**TASK BRIEF:**
For this exercise, report every line of the material that includes "Timber".

**TASK DATA:**
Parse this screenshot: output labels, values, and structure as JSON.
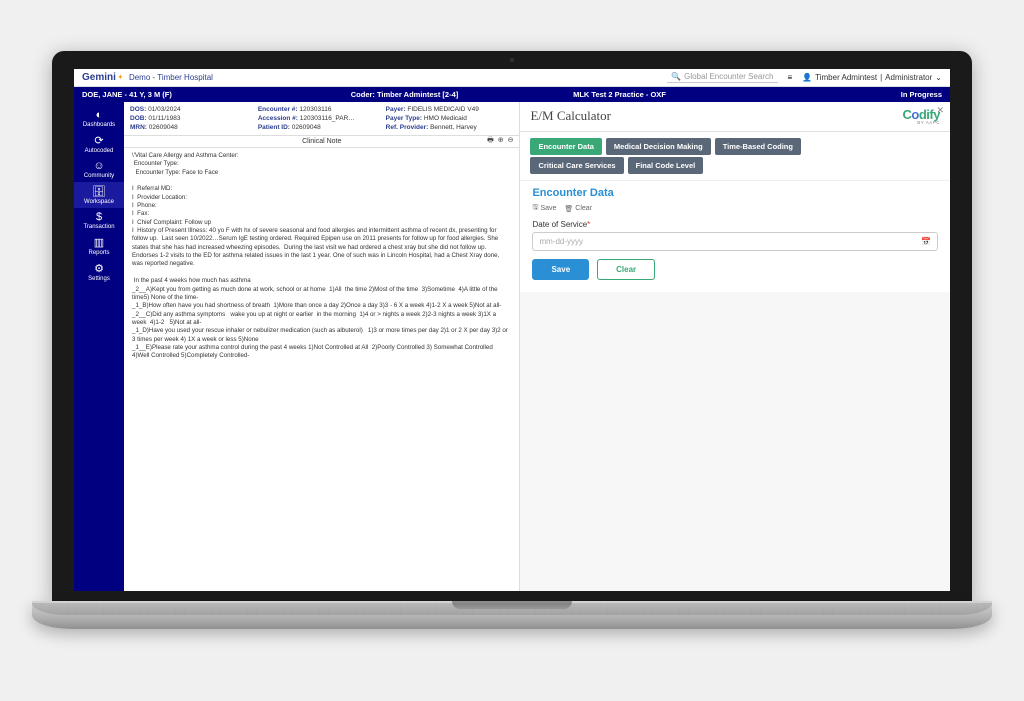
{
  "topbar": {
    "logo": "Gemini",
    "demo": "Demo - Timber Hospital",
    "search_placeholder": "Global Encounter Search",
    "user": "Timber Admintest",
    "role": "Administrator"
  },
  "patient_bar": {
    "name": "DOE, JANE - 41 Y, 3 M (F)",
    "coder": "Coder: Timber Admintest [2-4]",
    "practice": "MLK Test 2 Practice - OXF",
    "status": "In Progress"
  },
  "sidebar": {
    "items": [
      {
        "icon": "◐",
        "label": "Dashboards"
      },
      {
        "icon": "⟳",
        "label": "Autocoded"
      },
      {
        "icon": "☺",
        "label": "Community"
      },
      {
        "icon": "🗄",
        "label": "Workspace"
      },
      {
        "icon": "$",
        "label": "Transaction"
      },
      {
        "icon": "▥",
        "label": "Reports"
      },
      {
        "icon": "⚙",
        "label": "Settings"
      }
    ]
  },
  "meta": {
    "rows": [
      [
        {
          "k": "DOS:",
          "v": "01/03/2024"
        },
        {
          "k": "Encounter #:",
          "v": "120303116"
        },
        {
          "k": "Payer:",
          "v": "FIDELIS MEDICAID V49"
        }
      ],
      [
        {
          "k": "DOB:",
          "v": "01/11/1983"
        },
        {
          "k": "Accession #:",
          "v": "120303116_PAR…"
        },
        {
          "k": "Payer Type:",
          "v": "HMO Medicaid"
        }
      ],
      [
        {
          "k": "MRN:",
          "v": "02609048"
        },
        {
          "k": "Patient ID:",
          "v": "02609048"
        },
        {
          "k": "Ref. Provider:",
          "v": "Bennett, Harvey"
        }
      ]
    ]
  },
  "note": {
    "title": "Clinical Note",
    "body": "\\'Vital Care Allergy and Asthma Center:\n Encounter Type:\n  Encounter Type: Face to Face\n\nI  Referral MD:\nI  Provider Location:\nI  Phone:\nI  Fax:\nI  Chief Complaint: Follow up\nI  History of Present Illness: 40 yo F with hx of severe seasonal and food allergies and intermittent asthma of recent dx, presenting for follow up.  Last seen 10/2022…Serum IgE testing ordered. Required Epipen use on 2011 presents for follow up for food allergies. She states that she has had increased wheezing episodes.  During the last visit we had ordered a chest xray but she did not follow up.\nEndorses 1-2 visits to the ED for asthma related issues in the last 1 year. One of such was in Lincoln Hospital, had a Chest Xray done, was reported negative.\n\n In the past 4 weeks how much has asthma\n_2__A)Kept you from getting as much done at work, school or at home  1)All  the time 2)Most of the time  3)Sometime  4)A little of the time5) None of the time-\n_1_B)How often have you had shortness of breath  1)More than once a day 2)Once a day 3)3 - 6 X a week 4)1-2 X a week 5)Not at all-\n_2__C)Did any asthma symptoms   wake you up at night or earlier  in the morning  1)4 or > nights a week 2)2-3 nights a week 3)1X a week  4)1-2   5)Not at all-\n_1_D)Have you used your rescue inhaler or nebulizer medication (such as albuterol)   1)3 or more times per day 2)1 or 2 X per day 3)2 or 3 times per week 4) 1X a week or less 5)None\n_1__E)Please rate your asthma control during the past 4 weeks 1)Not Controlled at All  2)Poorly Controlled 3) Somewhat Controlled 4)Well Controlled 5)Completely Controlled-"
  },
  "calc": {
    "title": "E/M Calculator",
    "brand": "Codify",
    "brand_sub": "BY AAPC",
    "tabs1": [
      "Encounter Data",
      "Medical Decision Making",
      "Time-Based Coding"
    ],
    "tabs2": [
      "Critical Care Services",
      "Final Code Level"
    ],
    "section": "Encounter Data",
    "mini_save": "Save",
    "mini_clear": "Clear",
    "date_label": "Date of Service",
    "date_placeholder": "mm-dd-yyyy",
    "save": "Save",
    "clear": "Clear"
  }
}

**ANSWER TO THE EXERCISE:**
    "demo": "Demo - Timber Hospital",
    "user": "Timber Admintest",
    "coder": "Coder: Timber Admintest [2-4]",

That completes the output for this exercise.